Mr. Evans was an elder at Sargent Memorial Presbyterian Church in Washington and a past master of Prince Hall Masonic Lodge. He was a member of the Derby Social Club, Kappa Alpha Psi fraternity and the Reserve Officers Association.

His wife of 41 years, the former Mildred Utz, died in 1982, and their daughter, Greta Brown, died about 18 years ago.

Survivors include two sisters, Mildred A. Patten of Chattanooga and Beulah S. Alfred of Washington; two brothers, De Witt C. Alfred of Memphis and Romeo O. Alfred of Washington; two grandchildren; and six great-grandchildren.


Insurance Agent

Richard William Crawford, 70, a retired agent of United Insurance Co., died of cancer Jan. 12 at his home in Lanham.

Mr. Crawford was born in Canaan, W.Va. He served in the Marine Corps during World War II and participated in combat operations on Okinawa.

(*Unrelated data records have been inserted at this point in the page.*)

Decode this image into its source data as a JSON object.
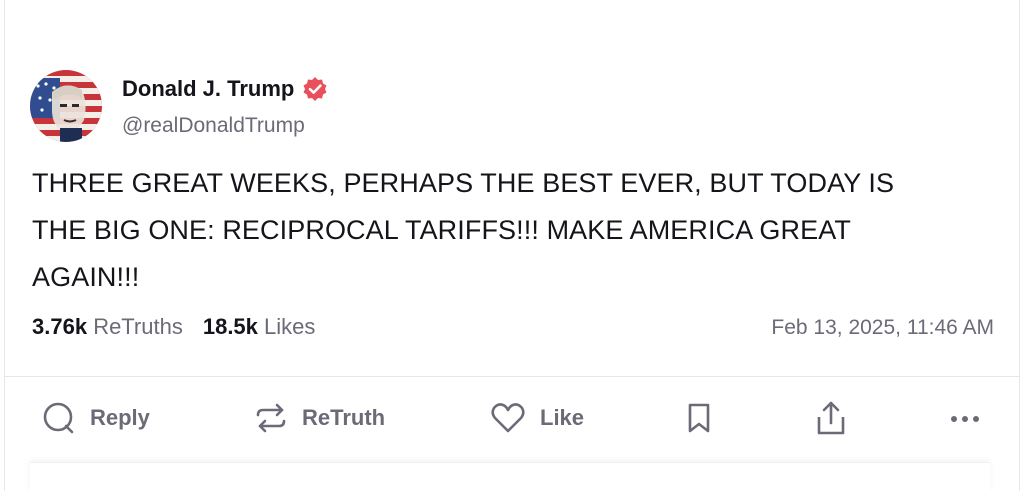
{
  "post": {
    "author_name": "Donald J. Trump",
    "author_handle": "@realDonaldTrump",
    "text_line1": "THREE GREAT WEEKS, PERHAPS THE BEST EVER, BUT TODAY IS",
    "text_line2": "THE BIG ONE: RECIPROCAL TARIFFS!!! MAKE AMERICA GREAT",
    "text_line3": "AGAIN!!!",
    "retruths_count": "3.76k",
    "retruths_label": "ReTruths",
    "likes_count": "18.5k",
    "likes_label": "Likes",
    "timestamp": "Feb 13, 2025, 11:46 AM"
  },
  "actions": {
    "reply_label": "Reply",
    "retruth_label": "ReTruth",
    "like_label": "Like"
  },
  "colors": {
    "verified_badge": "#e8505b",
    "muted_text": "#6b6b78",
    "primary_text": "#14141a"
  },
  "icons": [
    "verified-badge-icon",
    "reply-icon",
    "retruth-icon",
    "like-icon",
    "bookmark-icon",
    "share-icon",
    "more-icon"
  ]
}
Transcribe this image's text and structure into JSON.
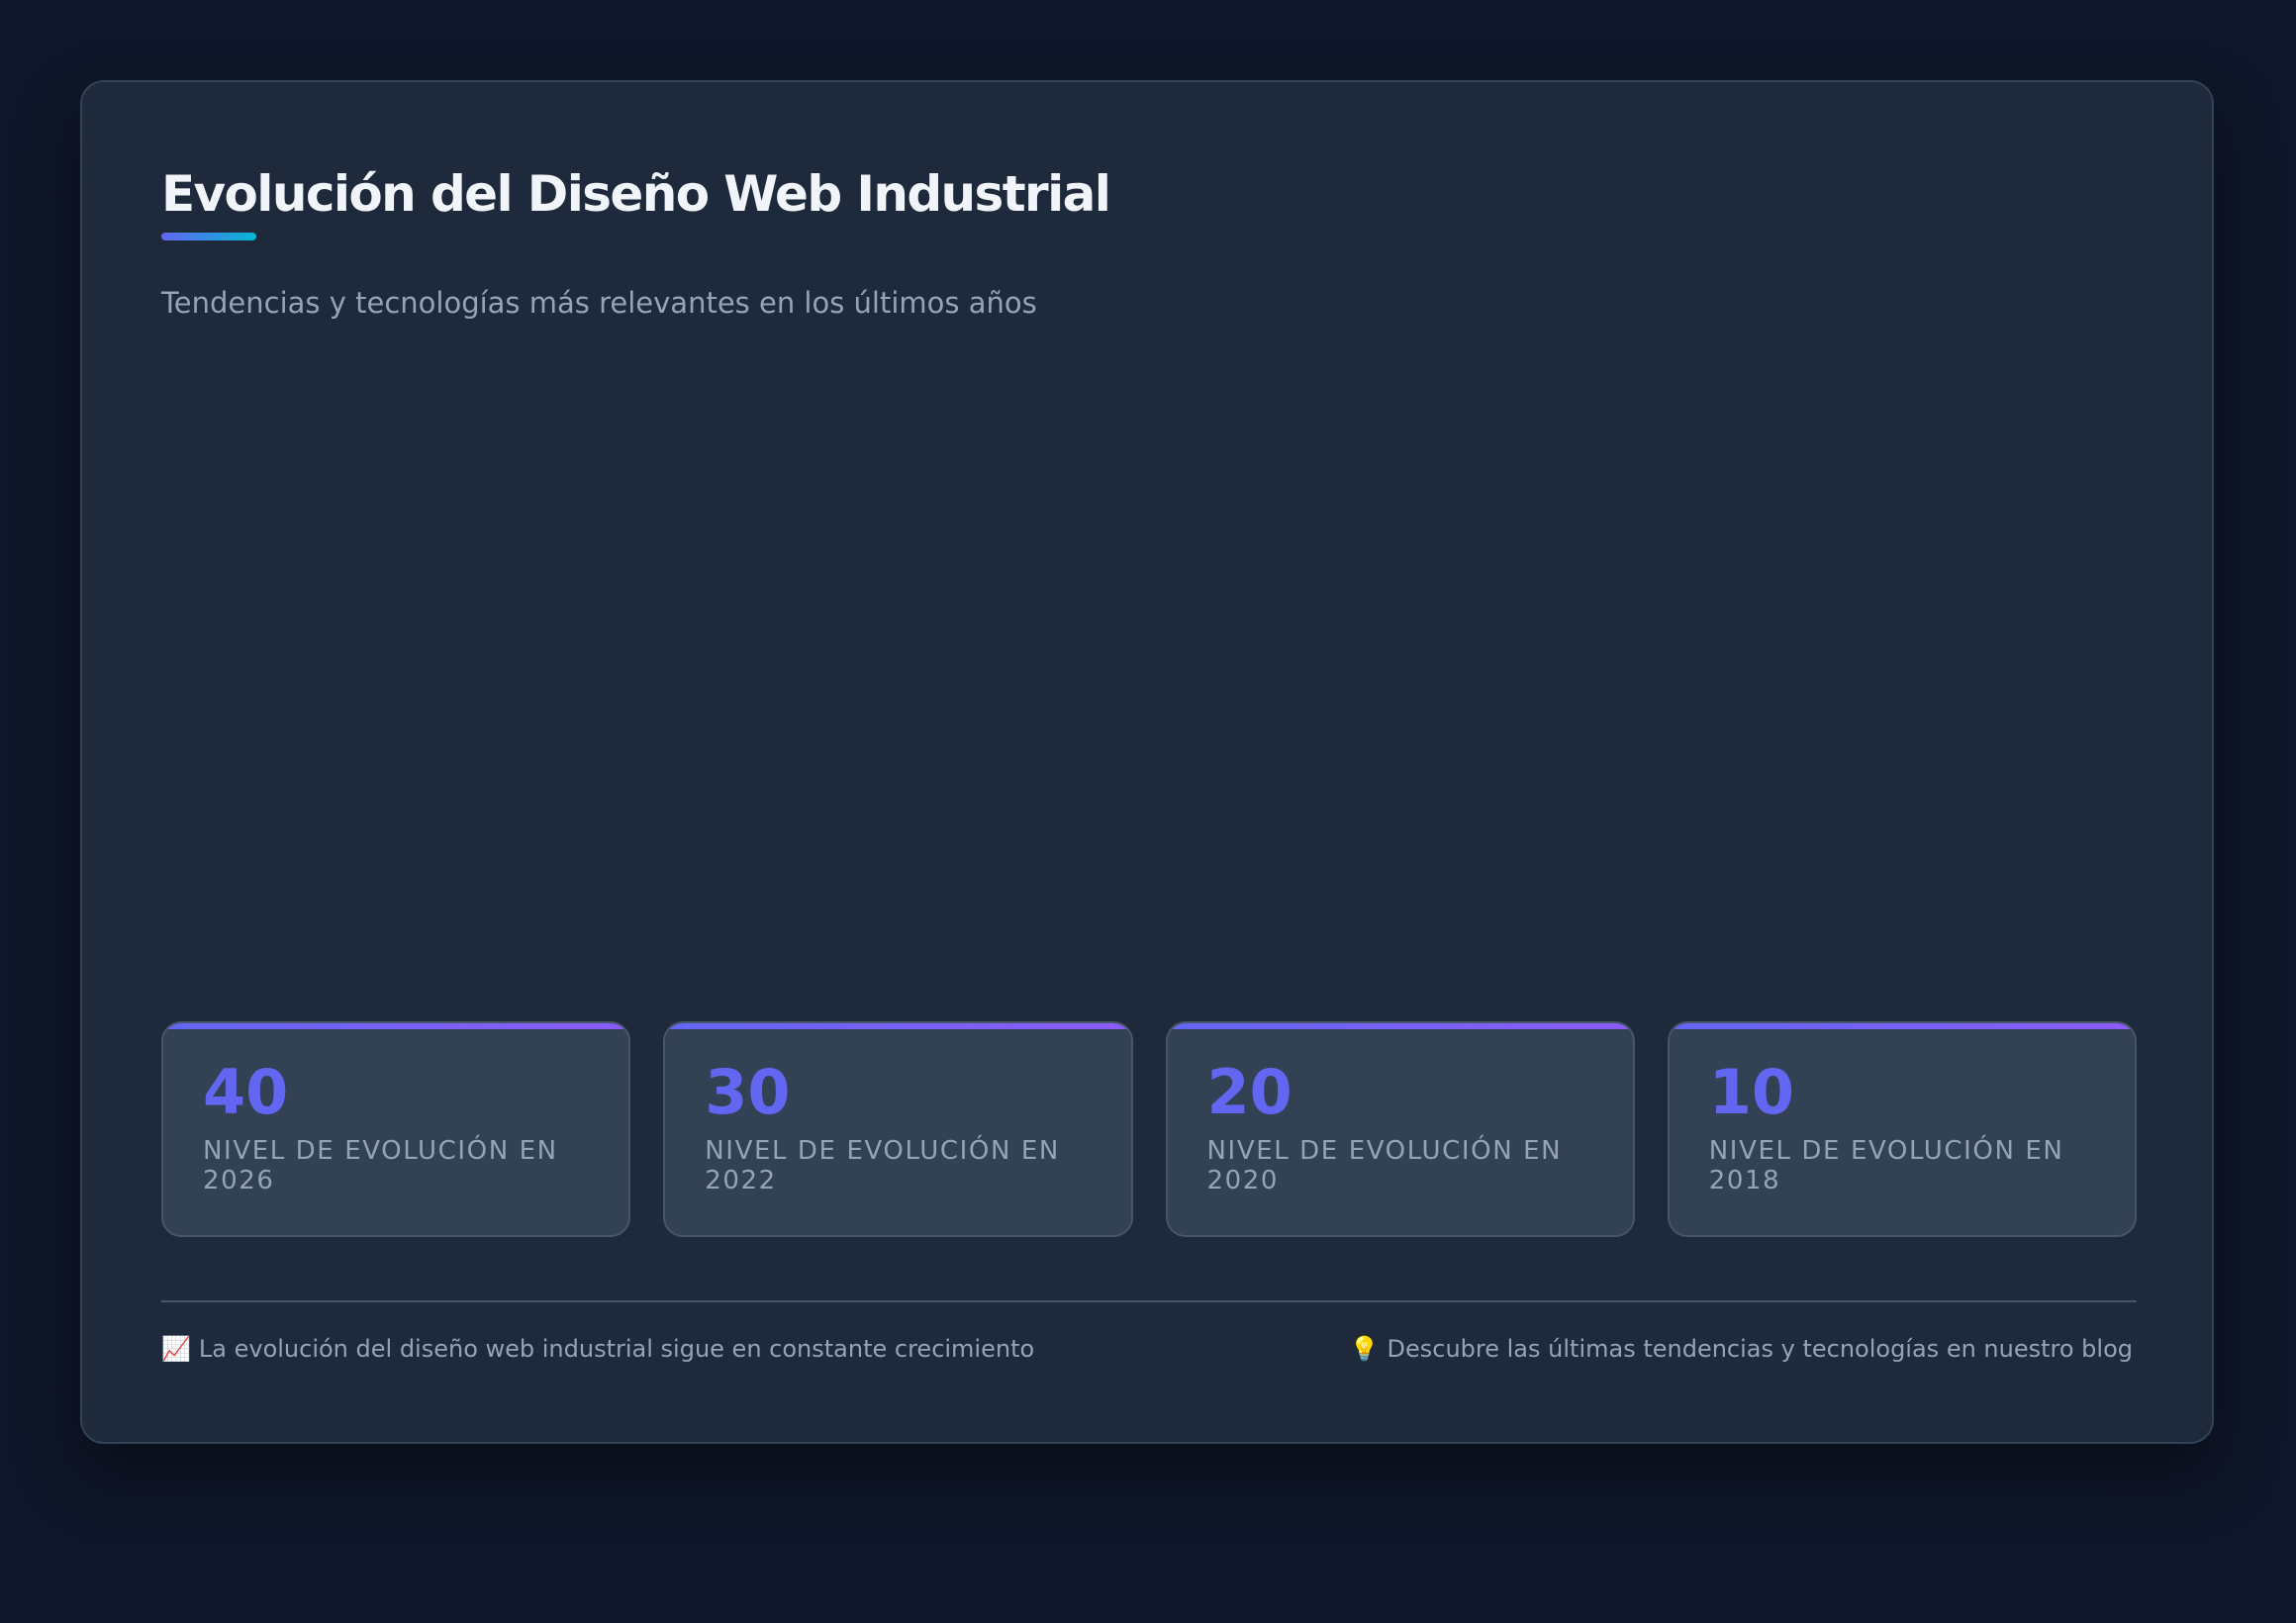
{
  "header": {
    "title": "Evolución del Diseño Web Industrial",
    "subtitle": "Tendencias y tecnologías más relevantes en los últimos años"
  },
  "stats": [
    {
      "value": "40",
      "label": "Nivel de evolución en 2026"
    },
    {
      "value": "30",
      "label": "Nivel de evolución en 2022"
    },
    {
      "value": "20",
      "label": "Nivel de evolución en 2020"
    },
    {
      "value": "10",
      "label": "Nivel de evolución en 2018"
    }
  ],
  "footer": {
    "left_icon": "📈",
    "left_text": "La evolución del diseño web industrial sigue en constante crecimiento",
    "right_icon": "💡",
    "right_text": "Descubre las últimas tendencias y tecnologías en nuestro blog"
  },
  "colors": {
    "background": "#0f172a",
    "card": "#1e293b",
    "accent": "#6366f1",
    "accent_secondary": "#06b6d4"
  }
}
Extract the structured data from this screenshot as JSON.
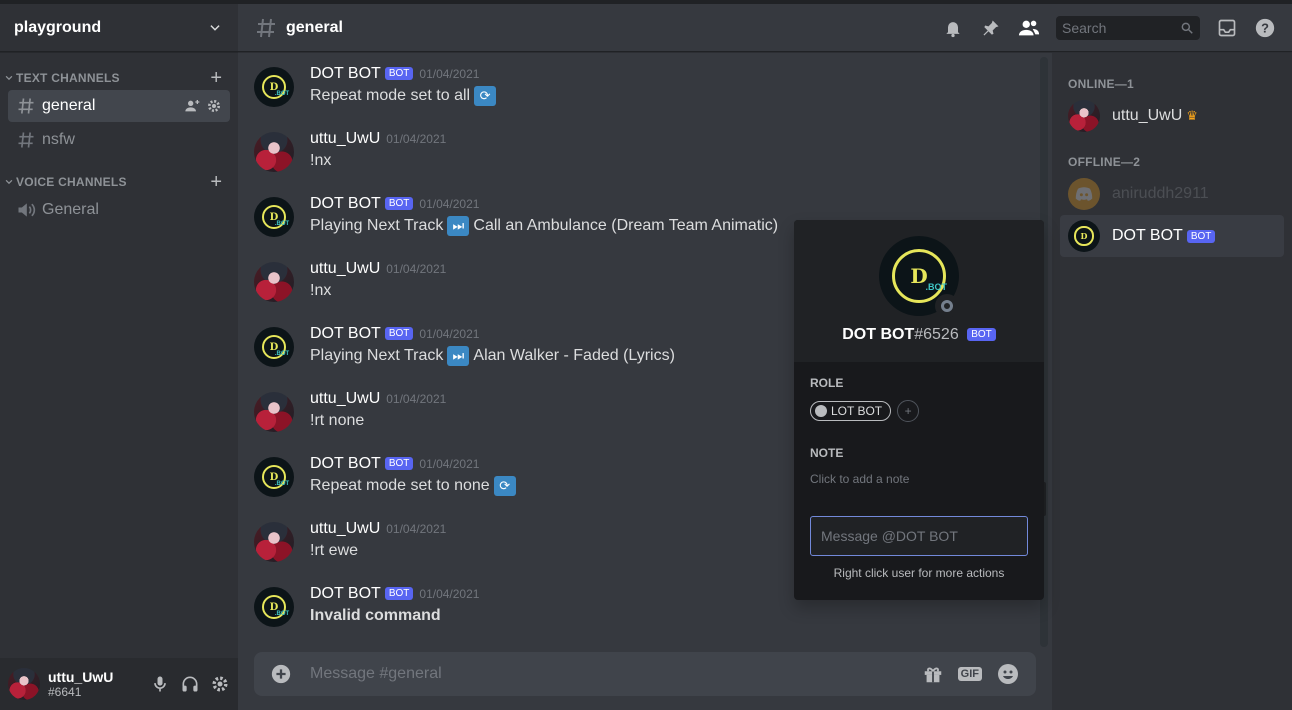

After the war, he moved to the Washington area and worked as a salesman for Sears, Roebuck & Co. before joining United Insurance in 1958. He retired there in 1990.

Survivors include his wife of 50 years, Virginia Nunnelley Crawford of Lanham; three children, Richard A. Crawford of Virginia Beach, Linda McQueeney of Lanham and Carol Romer of Silver Spring; three brothers; two sisters; seven grandchildren; and two-great grandchildren.



Eugene H. Beck, 67, a retired librarian at the Department of Transportation, died of cancer Jan. 13 at the Hospice of Northern Virginia. He lived in Washington.

Mr. Beck retired in 1991 after 44 years with the Department of Transportation and a predecessor agency, the federal Bureau of Roads.

He was born in Bristol, Pa., and moved to McLean as a child. He was a graduate of Western High School and Catholic University. He did graduate work at American University.

Mr. Beck served in the Army in Europe during World War II.

He received four special achievement awards and a distinguished career service award from the Department of Transportation.

He was a member of the Special Libraries Association, the American Society of Indexes and St. Stephen the Martyr Catholic Church in Washington.

Survivors include two sisters, Catherine Beck Begg of Bethesda and Mary Beck Rich of Williamsburg.